Judith Brett (November) contrasts the superior quality of the British House of Commons debate about air strikes against Islamic State in Iraq with the “jeering, sneering question time” in Canberra’s House of Representatives. She also notes that party “discipline” for backbench MPs is less repressive in the UK than in Australia. There could be a connection between these two realities. If the function of backbenchers is to provide lobby fodder, there is little incentive for them to go beyond tribalist abuse.
It is noteworthy that the standard of discussion has markedly improved on the rare occasions when a conscience vote has been allowed. Unfortunately the notion of what constitutes a conscience issue is far too narrow.
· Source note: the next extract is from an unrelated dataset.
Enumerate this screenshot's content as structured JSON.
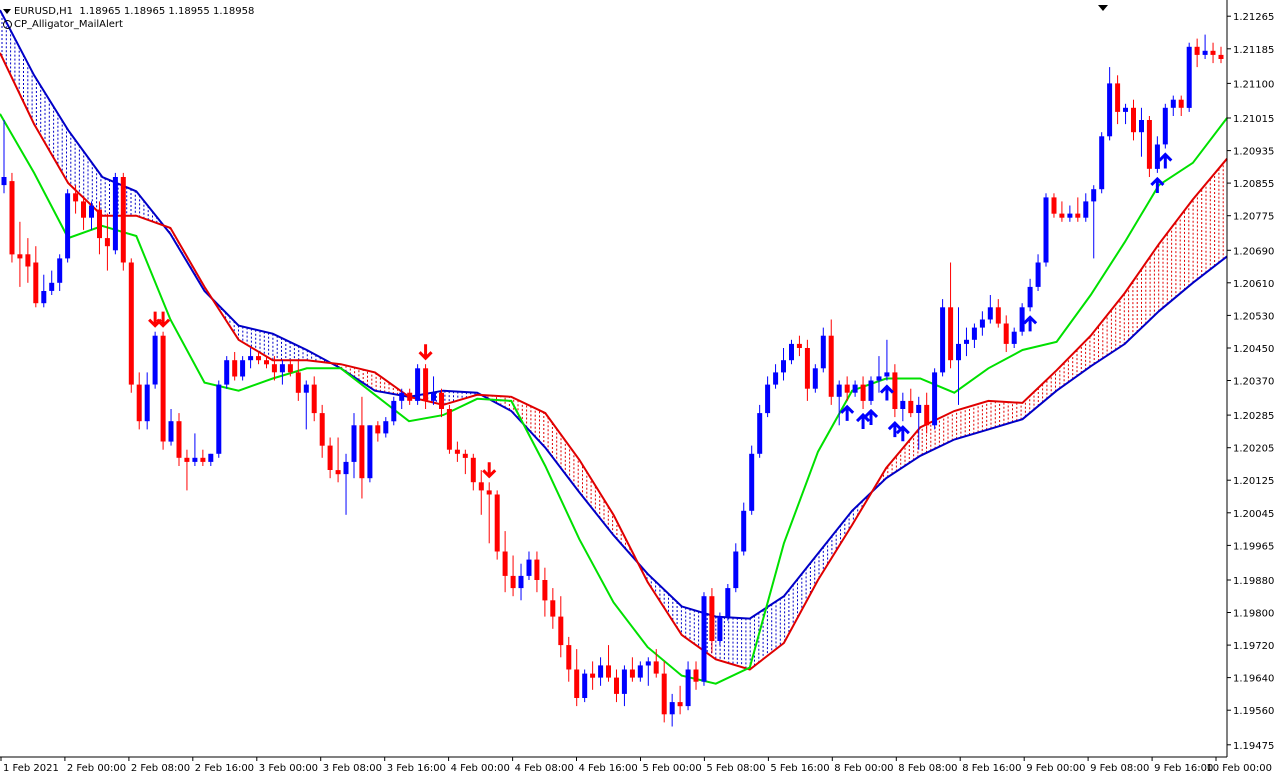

Surely questions of war and peace are matters of conscience par excellence.
Hawthorn East, VIC